| What the task requires |
Nothing but the pictures may be left out. Restate the rest of the entries word for word.

| Supplied records |
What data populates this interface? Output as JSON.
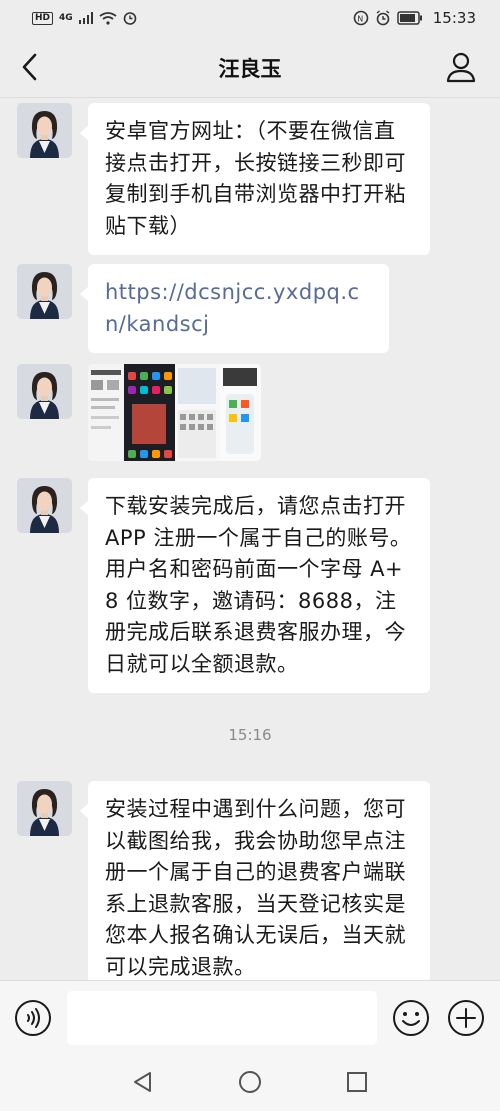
{
  "status_bar": {
    "hd": "HD",
    "network": "4G",
    "time": "15:33"
  },
  "header": {
    "title": "汪良玉"
  },
  "messages": [
    {
      "type": "text",
      "text": "安卓官方网址：（不要在微信直接点击打开，长按链接三秒即可复制到手机自带浏览器中打开粘贴下载）"
    },
    {
      "type": "link",
      "text": "https://dcsnjcc.yxdpq.cn/kandscj"
    },
    {
      "type": "image"
    },
    {
      "type": "text",
      "text": "下载安装完成后，请您点击打开 APP 注册一个属于自己的账号。用户名和密码前面一个字母 A+8 位数字，邀请码：8688，注册完成后联系退费客服办理，今日就可以全额退款。"
    },
    {
      "type": "text",
      "text": "安装过程中遇到什么问题，您可以截图给我，我会协助您早点注册一个属于自己的退费客户端联系上退款客服，当天登记核实是您本人报名确认无误后，当天就可以完成退款。"
    }
  ],
  "timestamp": "15:16",
  "icons": {
    "back": "chevron-left-icon",
    "profile": "person-icon",
    "voice": "voice-icon",
    "emoji": "emoji-icon",
    "plus": "plus-icon"
  },
  "colors": {
    "background": "#ededed",
    "bubble": "#ffffff",
    "link": "#576b95"
  }
}
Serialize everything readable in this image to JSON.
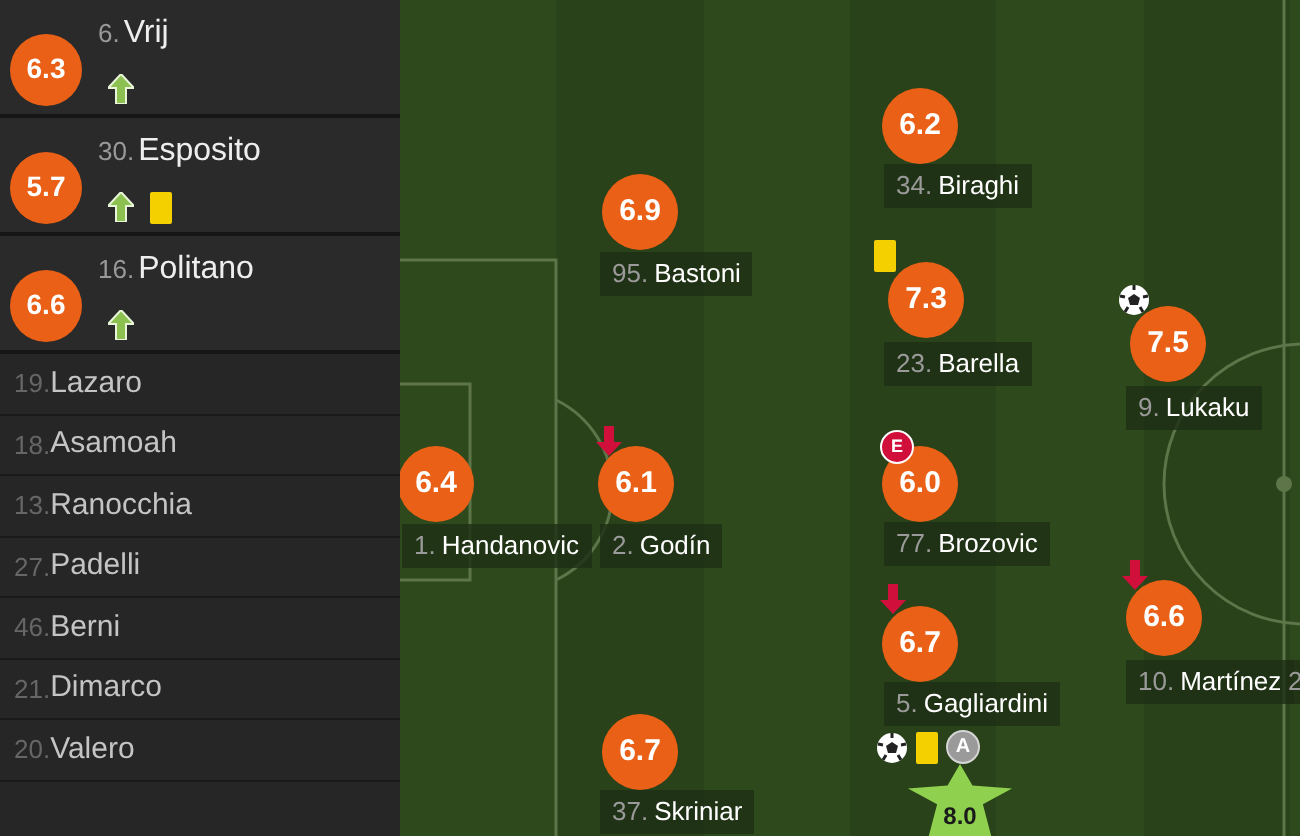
{
  "sidebar": {
    "subbed_in": [
      {
        "number": "6.",
        "name": "Vrij",
        "rating": "6.3",
        "events": [
          {
            "kind": "sub_in"
          }
        ]
      },
      {
        "number": "30.",
        "name": "Esposito",
        "rating": "5.7",
        "events": [
          {
            "kind": "sub_in"
          },
          {
            "kind": "yellow_card"
          }
        ]
      },
      {
        "number": "16.",
        "name": "Politano",
        "rating": "6.6",
        "events": [
          {
            "kind": "sub_in"
          }
        ]
      }
    ],
    "bench": [
      {
        "number": "19.",
        "name": "Lazaro"
      },
      {
        "number": "18.",
        "name": "Asamoah"
      },
      {
        "number": "13.",
        "name": "Ranocchia"
      },
      {
        "number": "27.",
        "name": "Padelli"
      },
      {
        "number": "46.",
        "name": "Berni"
      },
      {
        "number": "21.",
        "name": "Dimarco"
      },
      {
        "number": "20.",
        "name": "Valero"
      }
    ]
  },
  "pitch": {
    "players": [
      {
        "kind": "rated",
        "number": "34.",
        "name": "Biraghi",
        "rating": "6.2"
      },
      {
        "kind": "rated",
        "number": "95.",
        "name": "Bastoni",
        "rating": "6.9"
      },
      {
        "kind": "rated",
        "number": "23.",
        "name": "Barella",
        "rating": "7.3",
        "events": [
          {
            "kind": "yellow_card"
          }
        ]
      },
      {
        "kind": "rated",
        "number": "9.",
        "name": "Lukaku",
        "rating": "7.5",
        "events": [
          {
            "kind": "goal"
          }
        ]
      },
      {
        "kind": "rated",
        "number": "1.",
        "name": "Handanovic",
        "rating": "6.4"
      },
      {
        "kind": "rated",
        "number": "2.",
        "name": "Godín",
        "rating": "6.1",
        "events": [
          {
            "kind": "sub_out"
          }
        ]
      },
      {
        "kind": "rated",
        "number": "77.",
        "name": "Brozovic",
        "rating": "6.0",
        "events": [
          {
            "kind": "badge",
            "label": "E"
          }
        ]
      },
      {
        "kind": "rated",
        "number": "10.",
        "name": "Martínez",
        "rating": "6.6",
        "events": [
          {
            "kind": "sub_out"
          }
        ]
      },
      {
        "kind": "rated",
        "number": "5.",
        "name": "Gagliardini",
        "rating": "6.7",
        "events": [
          {
            "kind": "sub_out"
          }
        ]
      },
      {
        "kind": "label_only",
        "number": "2"
      },
      {
        "kind": "rated",
        "number": "37.",
        "name": "Skriniar",
        "rating": "6.7"
      },
      {
        "kind": "top_rated",
        "rating": "8.0",
        "events": [
          {
            "kind": "goal"
          },
          {
            "kind": "yellow_card"
          },
          {
            "kind": "assist",
            "label": "A"
          }
        ]
      }
    ]
  }
}
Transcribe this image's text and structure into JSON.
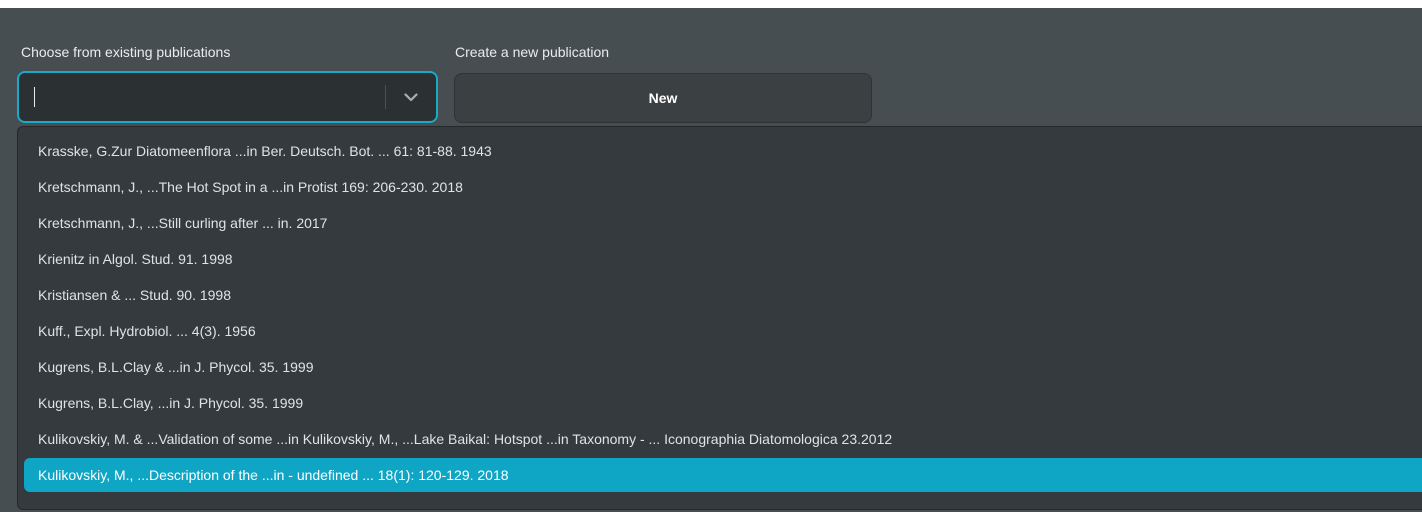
{
  "existing": {
    "label": "Choose from existing publications",
    "value": ""
  },
  "create": {
    "label": "Create a new publication",
    "button_label": "New"
  },
  "dropdown": {
    "options": [
      "Krasske, G.Zur Diatomeenflora ...in Ber. Deutsch. Bot. ... 61: 81-88. 1943",
      "Kretschmann, J., ...The Hot Spot in a ...in Protist 169: 206-230. 2018",
      "Kretschmann, J., ...Still curling after ... in. 2017",
      "Krienitz in Algol. Stud. 91. 1998",
      "Kristiansen & ... Stud. 90. 1998",
      "Kuff., Expl. Hydrobiol. ... 4(3). 1956",
      "Kugrens, B.L.Clay & ...in J. Phycol. 35. 1999",
      "Kugrens, B.L.Clay, ...in J. Phycol. 35. 1999",
      "Kulikovskiy, M. & ...Validation of some ...in Kulikovskiy, M., ...Lake Baikal: Hotspot ...in Taxonomy - ... Iconographia Diatomologica 23.2012",
      "Kulikovskiy, M., ...Description of the ...in - undefined ... 18(1): 120-129. 2018"
    ],
    "selected_index": 9
  },
  "colors": {
    "panel": "#474e51",
    "accent": "#19a9c9",
    "selected": "#0fa5c5"
  },
  "icons": {
    "dropdown_toggle": "chevron-down-icon"
  }
}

| Your response |
What data populates this interface? Output as JSON.
{
  "status_bar": {
    "hd": "HD",
    "network": "4G",
    "time": "15:33"
  },
  "header": {
    "title": "汪良玉"
  },
  "messages": [
    {
      "type": "text",
      "text": "安卓官方网址：（不要在微信直接点击打开，长按链接三秒即可复制到手机自带浏览器中打开粘贴下载）"
    },
    {
      "type": "link",
      "text": "https://dcsnjcc.yxdpq.cn/kandscj"
    },
    {
      "type": "image"
    },
    {
      "type": "text",
      "text": "下载安装完成后，请您点击打开 APP 注册一个属于自己的账号。用户名和密码前面一个字母 A+8 位数字，邀请码：8688，注册完成后联系退费客服办理，今日就可以全额退款。"
    },
    {
      "type": "text",
      "text": "安装过程中遇到什么问题，您可以截图给我，我会协助您早点注册一个属于自己的退费客户端联系上退款客服，当天登记核实是您本人报名确认无误后，当天就可以完成退款。"
    }
  ],
  "timestamp": "15:16",
  "icons": {
    "back": "chevron-left-icon",
    "profile": "person-icon",
    "voice": "voice-icon",
    "emoji": "emoji-icon",
    "plus": "plus-icon"
  },
  "colors": {
    "background": "#ededed",
    "bubble": "#ffffff",
    "link": "#576b95"
  }
}
Serialize everything readable in this image to JSON.
{
  "sidebar": {
    "subbed_in": [
      {
        "number": "6.",
        "name": "Vrij",
        "rating": "6.3",
        "events": [
          {
            "kind": "sub_in"
          }
        ]
      },
      {
        "number": "30.",
        "name": "Esposito",
        "rating": "5.7",
        "events": [
          {
            "kind": "sub_in"
          },
          {
            "kind": "yellow_card"
          }
        ]
      },
      {
        "number": "16.",
        "name": "Politano",
        "rating": "6.6",
        "events": [
          {
            "kind": "sub_in"
          }
        ]
      }
    ],
    "bench": [
      {
        "number": "19.",
        "name": "Lazaro"
      },
      {
        "number": "18.",
        "name": "Asamoah"
      },
      {
        "number": "13.",
        "name": "Ranocchia"
      },
      {
        "number": "27.",
        "name": "Padelli"
      },
      {
        "number": "46.",
        "name": "Berni"
      },
      {
        "number": "21.",
        "name": "Dimarco"
      },
      {
        "number": "20.",
        "name": "Valero"
      }
    ]
  },
  "pitch": {
    "players": [
      {
        "kind": "rated",
        "number": "34.",
        "name": "Biraghi",
        "rating": "6.2"
      },
      {
        "kind": "rated",
        "number": "95.",
        "name": "Bastoni",
        "rating": "6.9"
      },
      {
        "kind": "rated",
        "number": "23.",
        "name": "Barella",
        "rating": "7.3",
        "events": [
          {
            "kind": "yellow_card"
          }
        ]
      },
      {
        "kind": "rated",
        "number": "9.",
        "name": "Lukaku",
        "rating": "7.5",
        "events": [
          {
            "kind": "goal"
          }
        ]
      },
      {
        "kind": "rated",
        "number": "1.",
        "name": "Handanovic",
        "rating": "6.4"
      },
      {
        "kind": "rated",
        "number": "2.",
        "name": "Godín",
        "rating": "6.1",
        "events": [
          {
            "kind": "sub_out"
          }
        ]
      },
      {
        "kind": "rated",
        "number": "77.",
        "name": "Brozovic",
        "rating": "6.0",
        "events": [
          {
            "kind": "badge",
            "label": "E"
          }
        ]
      },
      {
        "kind": "rated",
        "number": "10.",
        "name": "Martínez",
        "rating": "6.6",
        "events": [
          {
            "kind": "sub_out"
          }
        ]
      },
      {
        "kind": "rated",
        "number": "5.",
        "name": "Gagliardini",
        "rating": "6.7",
        "events": [
          {
            "kind": "sub_out"
          }
        ]
      },
      {
        "kind": "label_only",
        "number": "2"
      },
      {
        "kind": "rated",
        "number": "37.",
        "name": "Skriniar",
        "rating": "6.7"
      },
      {
        "kind": "top_rated",
        "rating": "8.0",
        "events": [
          {
            "kind": "goal"
          },
          {
            "kind": "yellow_card"
          },
          {
            "kind": "assist",
            "label": "A"
          }
        ]
      }
    ]
  }
}
Transcribe this image's text and structure into JSON.
{
  "existing": {
    "label": "Choose from existing publications",
    "value": ""
  },
  "create": {
    "label": "Create a new publication",
    "button_label": "New"
  },
  "dropdown": {
    "options": [
      "Krasske, G.Zur Diatomeenflora ...in Ber. Deutsch. Bot. ... 61: 81-88. 1943",
      "Kretschmann, J., ...The Hot Spot in a ...in Protist 169: 206-230. 2018",
      "Kretschmann, J., ...Still curling after ... in. 2017",
      "Krienitz in Algol. Stud. 91. 1998",
      "Kristiansen & ... Stud. 90. 1998",
      "Kuff., Expl. Hydrobiol. ... 4(3). 1956",
      "Kugrens, B.L.Clay & ...in J. Phycol. 35. 1999",
      "Kugrens, B.L.Clay, ...in J. Phycol. 35. 1999",
      "Kulikovskiy, M. & ...Validation of some ...in Kulikovskiy, M., ...Lake Baikal: Hotspot ...in Taxonomy - ... Iconographia Diatomologica 23.2012",
      "Kulikovskiy, M., ...Description of the ...in - undefined ... 18(1): 120-129. 2018"
    ],
    "selected_index": 9
  },
  "colors": {
    "panel": "#474e51",
    "accent": "#19a9c9",
    "selected": "#0fa5c5"
  },
  "icons": {
    "dropdown_toggle": "chevron-down-icon"
  }
}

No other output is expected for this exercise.